Results: CFA models 1 and 2 did not converge or had poor fit and/or low factor loadings that were not improved by model modifications. The model identified via EFA (model 3) indicated that a 3-factor structure fit the data best, X2(12)=6.02, RMSEA<.001, CFI/TLI=1.00, SRMR=.041. Physical abuse and emotional abuse loaded onto the first factor, physical neglect and substance abuse exposure loaded onto factor 2, and emotional neglect and domestic violence exposure loaded onto the third factor. These factor loadings were all >.40. In contrast, sexual abuse, caregiver mental illness, and caregiver separation/divorce cross-loaded onto at least two factors and thus were excluded as they were not well defined by the underlying factors.

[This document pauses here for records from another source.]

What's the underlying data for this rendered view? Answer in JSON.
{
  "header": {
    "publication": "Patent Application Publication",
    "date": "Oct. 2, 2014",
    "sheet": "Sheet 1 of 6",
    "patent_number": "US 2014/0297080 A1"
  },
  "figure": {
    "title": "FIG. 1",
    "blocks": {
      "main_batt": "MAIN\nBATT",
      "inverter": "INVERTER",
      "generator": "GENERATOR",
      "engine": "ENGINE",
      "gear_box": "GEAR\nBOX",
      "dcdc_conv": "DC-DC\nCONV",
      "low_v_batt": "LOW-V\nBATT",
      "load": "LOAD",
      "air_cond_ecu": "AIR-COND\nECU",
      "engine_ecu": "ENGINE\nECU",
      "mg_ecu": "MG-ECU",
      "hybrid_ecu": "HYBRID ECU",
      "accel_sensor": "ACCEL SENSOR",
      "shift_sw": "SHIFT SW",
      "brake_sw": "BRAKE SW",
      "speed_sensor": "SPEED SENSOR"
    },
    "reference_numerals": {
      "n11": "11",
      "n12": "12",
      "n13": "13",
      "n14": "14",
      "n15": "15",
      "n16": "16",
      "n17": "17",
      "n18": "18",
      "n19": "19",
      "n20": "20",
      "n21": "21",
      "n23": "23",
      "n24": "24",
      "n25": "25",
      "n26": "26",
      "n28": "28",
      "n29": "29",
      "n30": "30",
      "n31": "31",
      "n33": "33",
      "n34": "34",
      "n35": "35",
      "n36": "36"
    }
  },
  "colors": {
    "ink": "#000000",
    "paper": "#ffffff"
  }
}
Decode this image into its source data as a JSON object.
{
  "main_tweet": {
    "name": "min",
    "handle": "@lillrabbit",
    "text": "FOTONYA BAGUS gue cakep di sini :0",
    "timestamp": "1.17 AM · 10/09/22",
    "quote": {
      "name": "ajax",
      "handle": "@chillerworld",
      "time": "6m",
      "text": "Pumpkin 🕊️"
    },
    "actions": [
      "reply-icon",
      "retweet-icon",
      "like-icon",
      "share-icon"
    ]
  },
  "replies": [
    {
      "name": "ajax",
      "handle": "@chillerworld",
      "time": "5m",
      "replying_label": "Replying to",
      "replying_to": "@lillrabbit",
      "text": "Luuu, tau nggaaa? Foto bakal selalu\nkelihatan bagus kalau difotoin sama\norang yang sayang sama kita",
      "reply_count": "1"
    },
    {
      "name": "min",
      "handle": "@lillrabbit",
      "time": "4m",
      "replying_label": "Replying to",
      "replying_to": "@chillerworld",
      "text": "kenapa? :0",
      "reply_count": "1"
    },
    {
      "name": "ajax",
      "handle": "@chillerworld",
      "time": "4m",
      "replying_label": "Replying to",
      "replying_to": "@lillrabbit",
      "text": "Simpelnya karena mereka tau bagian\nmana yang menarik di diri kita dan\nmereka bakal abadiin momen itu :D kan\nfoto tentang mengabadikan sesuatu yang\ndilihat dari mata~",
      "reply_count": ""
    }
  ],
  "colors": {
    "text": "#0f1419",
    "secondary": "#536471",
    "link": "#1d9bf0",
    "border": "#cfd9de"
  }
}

Conclusion and Implications: Our findings highlight the importance of continuing to test how to best measure childhood adversity across heterogeneous populations (e.g., community samples, child welfare-involved youth) as different dimensions of adversity may be more (or less) salient for certain populations. Specifically, the results suggest that distinguishing between threat, physical deprivation, and emotional deprivation may be important within child welfare-involved populations. These findings have implications for advancing childhood adversity research and clinical and child welfare practice.